Among the records below, how many lines contain "screenshot"? State the number and nothing more.

[Data entries]
-.-.-

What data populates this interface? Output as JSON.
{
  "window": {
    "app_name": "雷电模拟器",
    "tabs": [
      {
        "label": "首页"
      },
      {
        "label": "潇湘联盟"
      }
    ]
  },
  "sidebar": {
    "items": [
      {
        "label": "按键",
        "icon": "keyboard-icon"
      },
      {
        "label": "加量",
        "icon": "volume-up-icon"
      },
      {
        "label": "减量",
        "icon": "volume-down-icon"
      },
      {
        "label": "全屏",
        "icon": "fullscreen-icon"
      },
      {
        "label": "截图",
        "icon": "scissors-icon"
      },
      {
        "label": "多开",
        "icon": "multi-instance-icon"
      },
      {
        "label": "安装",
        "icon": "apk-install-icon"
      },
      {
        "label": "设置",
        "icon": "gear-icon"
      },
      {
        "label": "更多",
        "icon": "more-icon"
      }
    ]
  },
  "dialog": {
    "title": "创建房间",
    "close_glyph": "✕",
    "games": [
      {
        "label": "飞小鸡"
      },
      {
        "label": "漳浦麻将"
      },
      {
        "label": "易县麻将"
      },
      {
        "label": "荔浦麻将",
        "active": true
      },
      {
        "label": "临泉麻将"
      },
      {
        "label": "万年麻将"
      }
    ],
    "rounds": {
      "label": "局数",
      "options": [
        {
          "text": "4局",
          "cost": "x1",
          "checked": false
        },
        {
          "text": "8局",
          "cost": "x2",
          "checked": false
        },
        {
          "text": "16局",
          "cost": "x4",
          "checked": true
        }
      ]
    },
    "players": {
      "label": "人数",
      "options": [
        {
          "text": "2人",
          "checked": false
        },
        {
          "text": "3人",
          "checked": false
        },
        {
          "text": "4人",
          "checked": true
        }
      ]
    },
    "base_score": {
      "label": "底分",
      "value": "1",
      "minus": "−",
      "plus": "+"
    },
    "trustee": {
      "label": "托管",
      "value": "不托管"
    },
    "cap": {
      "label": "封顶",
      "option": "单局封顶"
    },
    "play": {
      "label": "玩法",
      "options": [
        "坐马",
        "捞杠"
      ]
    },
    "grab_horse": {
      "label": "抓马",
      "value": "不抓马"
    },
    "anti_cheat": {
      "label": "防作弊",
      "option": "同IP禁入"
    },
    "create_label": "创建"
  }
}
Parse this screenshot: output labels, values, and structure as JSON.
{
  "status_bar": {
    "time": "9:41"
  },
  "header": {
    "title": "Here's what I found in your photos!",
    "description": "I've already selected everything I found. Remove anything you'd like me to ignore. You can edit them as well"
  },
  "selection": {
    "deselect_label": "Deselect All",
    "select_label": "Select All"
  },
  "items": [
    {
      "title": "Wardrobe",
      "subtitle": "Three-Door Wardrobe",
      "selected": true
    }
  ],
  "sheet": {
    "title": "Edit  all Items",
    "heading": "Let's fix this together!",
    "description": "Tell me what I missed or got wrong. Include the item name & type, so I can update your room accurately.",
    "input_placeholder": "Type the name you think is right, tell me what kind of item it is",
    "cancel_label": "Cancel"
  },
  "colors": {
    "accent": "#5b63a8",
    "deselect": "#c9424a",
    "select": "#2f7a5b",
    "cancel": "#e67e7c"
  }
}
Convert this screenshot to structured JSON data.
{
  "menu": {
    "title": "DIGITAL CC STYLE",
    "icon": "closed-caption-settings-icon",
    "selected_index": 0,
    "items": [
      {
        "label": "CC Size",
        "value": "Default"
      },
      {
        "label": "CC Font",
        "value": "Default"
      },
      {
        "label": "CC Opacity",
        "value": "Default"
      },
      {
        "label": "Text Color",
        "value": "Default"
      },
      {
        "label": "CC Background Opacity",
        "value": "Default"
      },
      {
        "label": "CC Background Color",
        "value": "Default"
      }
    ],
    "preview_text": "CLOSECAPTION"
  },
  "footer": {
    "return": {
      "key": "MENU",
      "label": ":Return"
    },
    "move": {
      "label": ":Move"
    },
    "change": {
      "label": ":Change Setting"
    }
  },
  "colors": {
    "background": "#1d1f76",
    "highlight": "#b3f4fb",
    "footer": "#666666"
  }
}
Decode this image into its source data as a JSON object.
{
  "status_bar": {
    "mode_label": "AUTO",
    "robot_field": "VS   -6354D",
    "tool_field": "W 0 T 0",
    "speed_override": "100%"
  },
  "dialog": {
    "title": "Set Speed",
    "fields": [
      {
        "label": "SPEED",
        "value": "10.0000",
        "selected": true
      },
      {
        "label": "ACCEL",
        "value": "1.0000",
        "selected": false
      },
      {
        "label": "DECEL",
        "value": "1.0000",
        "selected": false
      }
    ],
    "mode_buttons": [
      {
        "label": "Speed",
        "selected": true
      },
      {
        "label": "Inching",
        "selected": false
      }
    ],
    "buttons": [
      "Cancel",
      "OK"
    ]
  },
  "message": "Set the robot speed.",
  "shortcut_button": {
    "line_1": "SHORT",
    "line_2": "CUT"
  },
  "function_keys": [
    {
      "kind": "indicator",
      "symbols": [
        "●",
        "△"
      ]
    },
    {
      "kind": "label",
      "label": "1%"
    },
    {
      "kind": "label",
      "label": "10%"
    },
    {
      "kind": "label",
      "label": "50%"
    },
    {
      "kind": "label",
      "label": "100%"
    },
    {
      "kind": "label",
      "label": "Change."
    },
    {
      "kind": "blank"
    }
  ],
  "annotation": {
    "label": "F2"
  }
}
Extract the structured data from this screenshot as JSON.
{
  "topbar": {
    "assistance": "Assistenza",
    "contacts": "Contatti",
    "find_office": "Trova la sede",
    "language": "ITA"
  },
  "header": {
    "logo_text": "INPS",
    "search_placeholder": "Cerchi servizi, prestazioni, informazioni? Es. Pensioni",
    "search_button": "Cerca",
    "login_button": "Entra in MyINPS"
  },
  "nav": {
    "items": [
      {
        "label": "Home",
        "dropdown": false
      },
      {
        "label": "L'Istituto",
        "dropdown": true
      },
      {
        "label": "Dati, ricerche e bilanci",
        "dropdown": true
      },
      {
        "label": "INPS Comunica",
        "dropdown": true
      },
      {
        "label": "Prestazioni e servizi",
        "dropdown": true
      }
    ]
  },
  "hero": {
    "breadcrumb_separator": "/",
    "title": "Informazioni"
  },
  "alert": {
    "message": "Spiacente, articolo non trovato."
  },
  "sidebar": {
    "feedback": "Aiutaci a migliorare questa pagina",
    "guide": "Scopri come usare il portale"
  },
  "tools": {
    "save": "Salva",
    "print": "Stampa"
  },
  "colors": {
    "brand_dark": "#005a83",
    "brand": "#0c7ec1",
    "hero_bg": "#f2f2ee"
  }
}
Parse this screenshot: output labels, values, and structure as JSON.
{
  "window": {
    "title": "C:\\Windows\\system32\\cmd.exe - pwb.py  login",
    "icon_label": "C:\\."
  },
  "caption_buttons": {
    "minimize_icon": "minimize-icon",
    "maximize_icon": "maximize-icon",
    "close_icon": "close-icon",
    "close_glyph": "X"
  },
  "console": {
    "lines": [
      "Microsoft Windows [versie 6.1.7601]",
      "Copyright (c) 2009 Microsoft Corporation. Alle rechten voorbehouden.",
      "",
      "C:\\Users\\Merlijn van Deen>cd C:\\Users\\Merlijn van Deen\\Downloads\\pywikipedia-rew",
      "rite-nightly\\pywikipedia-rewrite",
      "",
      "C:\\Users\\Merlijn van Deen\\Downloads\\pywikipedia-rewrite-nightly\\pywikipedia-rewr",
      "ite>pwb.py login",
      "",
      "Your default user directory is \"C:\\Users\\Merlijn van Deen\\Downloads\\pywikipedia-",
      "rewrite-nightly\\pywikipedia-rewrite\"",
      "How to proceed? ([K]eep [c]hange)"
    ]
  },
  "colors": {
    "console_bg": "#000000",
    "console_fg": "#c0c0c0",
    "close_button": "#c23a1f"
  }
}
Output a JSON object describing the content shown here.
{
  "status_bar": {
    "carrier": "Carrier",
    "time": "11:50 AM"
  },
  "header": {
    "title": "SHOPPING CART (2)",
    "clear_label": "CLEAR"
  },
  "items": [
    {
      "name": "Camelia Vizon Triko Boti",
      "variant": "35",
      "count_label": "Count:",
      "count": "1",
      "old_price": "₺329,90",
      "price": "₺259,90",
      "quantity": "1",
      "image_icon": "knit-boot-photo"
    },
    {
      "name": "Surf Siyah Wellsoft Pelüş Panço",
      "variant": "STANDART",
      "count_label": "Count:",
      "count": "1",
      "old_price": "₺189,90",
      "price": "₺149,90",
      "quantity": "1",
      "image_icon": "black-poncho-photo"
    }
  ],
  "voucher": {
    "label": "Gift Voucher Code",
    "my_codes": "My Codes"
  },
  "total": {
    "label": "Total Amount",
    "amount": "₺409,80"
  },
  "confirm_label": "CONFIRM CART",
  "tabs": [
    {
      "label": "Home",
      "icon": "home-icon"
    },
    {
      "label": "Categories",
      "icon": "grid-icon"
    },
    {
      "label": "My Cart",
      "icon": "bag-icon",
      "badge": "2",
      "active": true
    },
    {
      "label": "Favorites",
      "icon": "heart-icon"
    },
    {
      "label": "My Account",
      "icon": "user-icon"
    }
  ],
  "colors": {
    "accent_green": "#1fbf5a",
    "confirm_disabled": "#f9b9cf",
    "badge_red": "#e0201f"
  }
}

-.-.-

TASK RESULT:
4